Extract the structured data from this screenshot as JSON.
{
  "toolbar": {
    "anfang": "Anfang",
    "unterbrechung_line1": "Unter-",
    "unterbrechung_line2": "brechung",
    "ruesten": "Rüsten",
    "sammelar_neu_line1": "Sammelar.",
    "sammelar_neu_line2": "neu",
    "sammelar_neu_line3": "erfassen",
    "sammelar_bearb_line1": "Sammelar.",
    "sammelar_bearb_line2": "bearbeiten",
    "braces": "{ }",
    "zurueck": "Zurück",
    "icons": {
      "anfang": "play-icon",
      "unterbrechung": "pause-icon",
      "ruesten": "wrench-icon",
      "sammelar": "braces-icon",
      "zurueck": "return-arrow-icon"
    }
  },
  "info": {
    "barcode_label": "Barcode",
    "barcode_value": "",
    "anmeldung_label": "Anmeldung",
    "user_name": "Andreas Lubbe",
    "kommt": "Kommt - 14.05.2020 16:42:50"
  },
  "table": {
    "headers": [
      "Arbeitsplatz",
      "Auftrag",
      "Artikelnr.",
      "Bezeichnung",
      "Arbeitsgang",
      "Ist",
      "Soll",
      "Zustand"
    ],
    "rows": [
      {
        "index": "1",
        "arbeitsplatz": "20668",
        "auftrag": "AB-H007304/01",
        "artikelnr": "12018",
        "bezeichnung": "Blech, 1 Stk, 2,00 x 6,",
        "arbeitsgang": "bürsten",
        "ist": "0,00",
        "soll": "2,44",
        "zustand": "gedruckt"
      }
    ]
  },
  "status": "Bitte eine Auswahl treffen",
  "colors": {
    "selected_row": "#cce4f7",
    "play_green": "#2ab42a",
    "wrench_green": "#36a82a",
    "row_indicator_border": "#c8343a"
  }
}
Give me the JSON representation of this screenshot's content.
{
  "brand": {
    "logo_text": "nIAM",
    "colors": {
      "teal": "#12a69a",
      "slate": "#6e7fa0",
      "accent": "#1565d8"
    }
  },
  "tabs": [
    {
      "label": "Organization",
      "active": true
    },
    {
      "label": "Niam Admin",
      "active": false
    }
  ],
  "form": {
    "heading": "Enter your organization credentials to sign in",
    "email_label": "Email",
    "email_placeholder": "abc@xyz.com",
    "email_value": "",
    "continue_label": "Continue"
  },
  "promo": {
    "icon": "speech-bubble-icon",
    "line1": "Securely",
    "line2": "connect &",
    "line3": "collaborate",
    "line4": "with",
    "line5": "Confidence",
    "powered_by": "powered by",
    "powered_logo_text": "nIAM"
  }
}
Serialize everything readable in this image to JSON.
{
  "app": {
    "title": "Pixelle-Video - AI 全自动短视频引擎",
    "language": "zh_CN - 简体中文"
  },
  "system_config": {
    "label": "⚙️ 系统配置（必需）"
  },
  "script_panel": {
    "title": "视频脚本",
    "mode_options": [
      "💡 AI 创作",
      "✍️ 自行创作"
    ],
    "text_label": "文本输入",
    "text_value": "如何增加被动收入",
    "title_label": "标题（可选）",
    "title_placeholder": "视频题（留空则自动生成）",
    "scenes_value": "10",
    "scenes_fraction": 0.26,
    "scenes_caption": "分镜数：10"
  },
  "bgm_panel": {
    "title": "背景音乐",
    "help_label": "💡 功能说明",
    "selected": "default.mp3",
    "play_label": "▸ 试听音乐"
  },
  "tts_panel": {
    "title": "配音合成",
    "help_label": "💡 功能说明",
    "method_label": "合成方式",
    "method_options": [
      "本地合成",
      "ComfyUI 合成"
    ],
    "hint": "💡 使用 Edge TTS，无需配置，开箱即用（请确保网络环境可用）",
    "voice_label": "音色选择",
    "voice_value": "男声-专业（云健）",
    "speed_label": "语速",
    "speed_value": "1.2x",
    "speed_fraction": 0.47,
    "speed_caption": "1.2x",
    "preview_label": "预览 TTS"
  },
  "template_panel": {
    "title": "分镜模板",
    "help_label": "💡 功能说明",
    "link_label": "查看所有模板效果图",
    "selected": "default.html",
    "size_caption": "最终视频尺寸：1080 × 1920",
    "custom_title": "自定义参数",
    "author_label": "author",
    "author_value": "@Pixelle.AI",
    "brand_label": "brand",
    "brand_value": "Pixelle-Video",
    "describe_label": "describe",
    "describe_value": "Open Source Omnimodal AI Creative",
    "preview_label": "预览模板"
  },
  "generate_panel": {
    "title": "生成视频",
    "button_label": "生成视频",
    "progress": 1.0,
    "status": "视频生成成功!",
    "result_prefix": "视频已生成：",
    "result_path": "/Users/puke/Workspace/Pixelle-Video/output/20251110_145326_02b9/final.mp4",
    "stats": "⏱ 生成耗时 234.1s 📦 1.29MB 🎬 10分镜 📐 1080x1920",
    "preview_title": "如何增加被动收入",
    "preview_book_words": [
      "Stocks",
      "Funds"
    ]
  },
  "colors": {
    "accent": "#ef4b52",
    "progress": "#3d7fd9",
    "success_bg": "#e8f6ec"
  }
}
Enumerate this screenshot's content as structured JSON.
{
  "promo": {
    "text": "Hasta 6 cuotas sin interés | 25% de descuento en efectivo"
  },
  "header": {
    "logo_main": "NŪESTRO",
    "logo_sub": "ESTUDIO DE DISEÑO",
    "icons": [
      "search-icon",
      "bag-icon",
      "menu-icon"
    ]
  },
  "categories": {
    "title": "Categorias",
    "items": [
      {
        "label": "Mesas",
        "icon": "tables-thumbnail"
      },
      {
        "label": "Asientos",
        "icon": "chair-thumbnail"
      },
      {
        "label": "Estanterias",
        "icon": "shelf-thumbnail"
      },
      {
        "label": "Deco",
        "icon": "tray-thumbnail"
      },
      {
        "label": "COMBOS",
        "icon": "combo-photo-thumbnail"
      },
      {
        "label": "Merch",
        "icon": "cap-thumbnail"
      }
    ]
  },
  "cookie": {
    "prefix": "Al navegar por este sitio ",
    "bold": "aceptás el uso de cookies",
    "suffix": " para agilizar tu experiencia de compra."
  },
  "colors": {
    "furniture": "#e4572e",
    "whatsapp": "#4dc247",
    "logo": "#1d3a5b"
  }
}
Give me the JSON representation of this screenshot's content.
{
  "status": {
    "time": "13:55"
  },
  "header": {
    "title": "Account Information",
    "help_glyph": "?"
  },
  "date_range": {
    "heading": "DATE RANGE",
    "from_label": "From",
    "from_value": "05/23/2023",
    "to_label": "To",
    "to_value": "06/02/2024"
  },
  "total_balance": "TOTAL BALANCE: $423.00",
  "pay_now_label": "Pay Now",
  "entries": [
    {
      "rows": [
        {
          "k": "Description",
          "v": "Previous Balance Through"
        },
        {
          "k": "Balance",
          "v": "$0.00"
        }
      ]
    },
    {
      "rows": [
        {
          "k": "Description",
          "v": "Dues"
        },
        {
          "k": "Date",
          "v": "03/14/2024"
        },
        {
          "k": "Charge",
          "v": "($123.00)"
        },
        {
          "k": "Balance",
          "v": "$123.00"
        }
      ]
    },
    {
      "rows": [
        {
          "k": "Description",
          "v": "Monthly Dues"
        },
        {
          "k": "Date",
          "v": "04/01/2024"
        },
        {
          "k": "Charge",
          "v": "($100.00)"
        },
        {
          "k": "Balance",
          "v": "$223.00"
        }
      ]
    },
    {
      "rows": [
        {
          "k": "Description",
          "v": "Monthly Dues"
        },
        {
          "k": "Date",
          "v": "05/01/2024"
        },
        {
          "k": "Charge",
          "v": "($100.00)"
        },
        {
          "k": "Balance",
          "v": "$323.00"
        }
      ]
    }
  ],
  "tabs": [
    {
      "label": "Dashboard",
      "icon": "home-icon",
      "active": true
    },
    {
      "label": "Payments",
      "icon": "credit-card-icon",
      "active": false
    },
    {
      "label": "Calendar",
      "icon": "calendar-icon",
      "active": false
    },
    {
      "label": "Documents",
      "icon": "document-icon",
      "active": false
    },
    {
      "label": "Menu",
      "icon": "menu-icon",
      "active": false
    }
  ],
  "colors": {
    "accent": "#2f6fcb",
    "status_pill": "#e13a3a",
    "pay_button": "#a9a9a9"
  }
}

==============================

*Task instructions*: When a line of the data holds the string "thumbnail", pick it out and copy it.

*Expected answer*:
        "icon": "tables-thumbnail"
        "icon": "chair-thumbnail"
        "icon": "shelf-thumbnail"
        "icon": "tray-thumbnail"
        "icon": "combo-photo-thumbnail"
        "icon": "cap-thumbnail"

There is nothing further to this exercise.